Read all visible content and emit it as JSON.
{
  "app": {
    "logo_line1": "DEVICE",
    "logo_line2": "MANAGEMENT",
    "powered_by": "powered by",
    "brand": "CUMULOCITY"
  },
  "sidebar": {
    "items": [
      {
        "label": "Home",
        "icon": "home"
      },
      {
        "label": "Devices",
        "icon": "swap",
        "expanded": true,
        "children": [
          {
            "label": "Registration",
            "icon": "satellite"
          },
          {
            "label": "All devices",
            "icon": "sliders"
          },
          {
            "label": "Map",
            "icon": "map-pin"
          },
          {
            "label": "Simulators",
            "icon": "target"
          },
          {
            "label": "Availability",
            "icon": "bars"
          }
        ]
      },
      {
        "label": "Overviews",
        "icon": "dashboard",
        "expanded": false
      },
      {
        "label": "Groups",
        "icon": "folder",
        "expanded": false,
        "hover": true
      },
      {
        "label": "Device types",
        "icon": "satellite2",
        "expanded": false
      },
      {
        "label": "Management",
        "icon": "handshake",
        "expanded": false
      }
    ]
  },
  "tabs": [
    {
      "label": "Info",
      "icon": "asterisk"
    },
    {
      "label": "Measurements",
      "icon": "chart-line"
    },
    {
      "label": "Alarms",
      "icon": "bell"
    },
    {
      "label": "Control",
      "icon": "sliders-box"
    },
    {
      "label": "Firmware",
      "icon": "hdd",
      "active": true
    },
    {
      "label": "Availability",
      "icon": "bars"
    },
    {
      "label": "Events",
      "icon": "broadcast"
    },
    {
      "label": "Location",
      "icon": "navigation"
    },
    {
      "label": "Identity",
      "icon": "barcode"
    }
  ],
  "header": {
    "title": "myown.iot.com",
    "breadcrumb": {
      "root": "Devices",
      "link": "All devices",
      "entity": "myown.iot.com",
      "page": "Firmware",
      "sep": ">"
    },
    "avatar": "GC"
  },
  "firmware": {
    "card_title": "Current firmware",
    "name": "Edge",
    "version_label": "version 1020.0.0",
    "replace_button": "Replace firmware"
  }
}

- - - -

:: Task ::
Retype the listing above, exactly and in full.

:: Solution to this exercise ::
Read all visible content and emit it as JSON.
{
  "app": {
    "logo_line1": "DEVICE",
    "logo_line2": "MANAGEMENT",
    "powered_by": "powered by",
    "brand": "CUMULOCITY"
  },
  "sidebar": {
    "items": [
      {
        "label": "Home",
        "icon": "home"
      },
      {
        "label": "Devices",
        "icon": "swap",
        "expanded": true,
        "children": [
          {
            "label": "Registration",
            "icon": "satellite"
          },
          {
            "label": "All devices",
            "icon": "sliders"
          },
          {
            "label": "Map",
            "icon": "map-pin"
          },
          {
            "label": "Simulators",
            "icon": "target"
          },
          {
            "label": "Availability",
            "icon": "bars"
          }
        ]
      },
      {
        "label": "Overviews",
        "icon": "dashboard",
        "expanded": false
      },
      {
        "label": "Groups",
        "icon": "folder",
        "expanded": false,
        "hover": true
      },
      {
        "label": "Device types",
        "icon": "satellite2",
        "expanded": false
      },
      {
        "label": "Management",
        "icon": "handshake",
        "expanded": false
      }
    ]
  },
  "tabs": [
    {
      "label": "Info",
      "icon": "asterisk"
    },
    {
      "label": "Measurements",
      "icon": "chart-line"
    },
    {
      "label": "Alarms",
      "icon": "bell"
    },
    {
      "label": "Control",
      "icon": "sliders-box"
    },
    {
      "label": "Firmware",
      "icon": "hdd",
      "active": true
    },
    {
      "label": "Availability",
      "icon": "bars"
    },
    {
      "label": "Events",
      "icon": "broadcast"
    },
    {
      "label": "Location",
      "icon": "navigation"
    },
    {
      "label": "Identity",
      "icon": "barcode"
    }
  ],
  "header": {
    "title": "myown.iot.com",
    "breadcrumb": {
      "root": "Devices",
      "link": "All devices",
      "entity": "myown.iot.com",
      "page": "Firmware",
      "sep": ">"
    },
    "avatar": "GC"
  },
  "firmware": {
    "card_title": "Current firmware",
    "name": "Edge",
    "version_label": "version 1020.0.0",
    "replace_button": "Replace firmware"
  }
}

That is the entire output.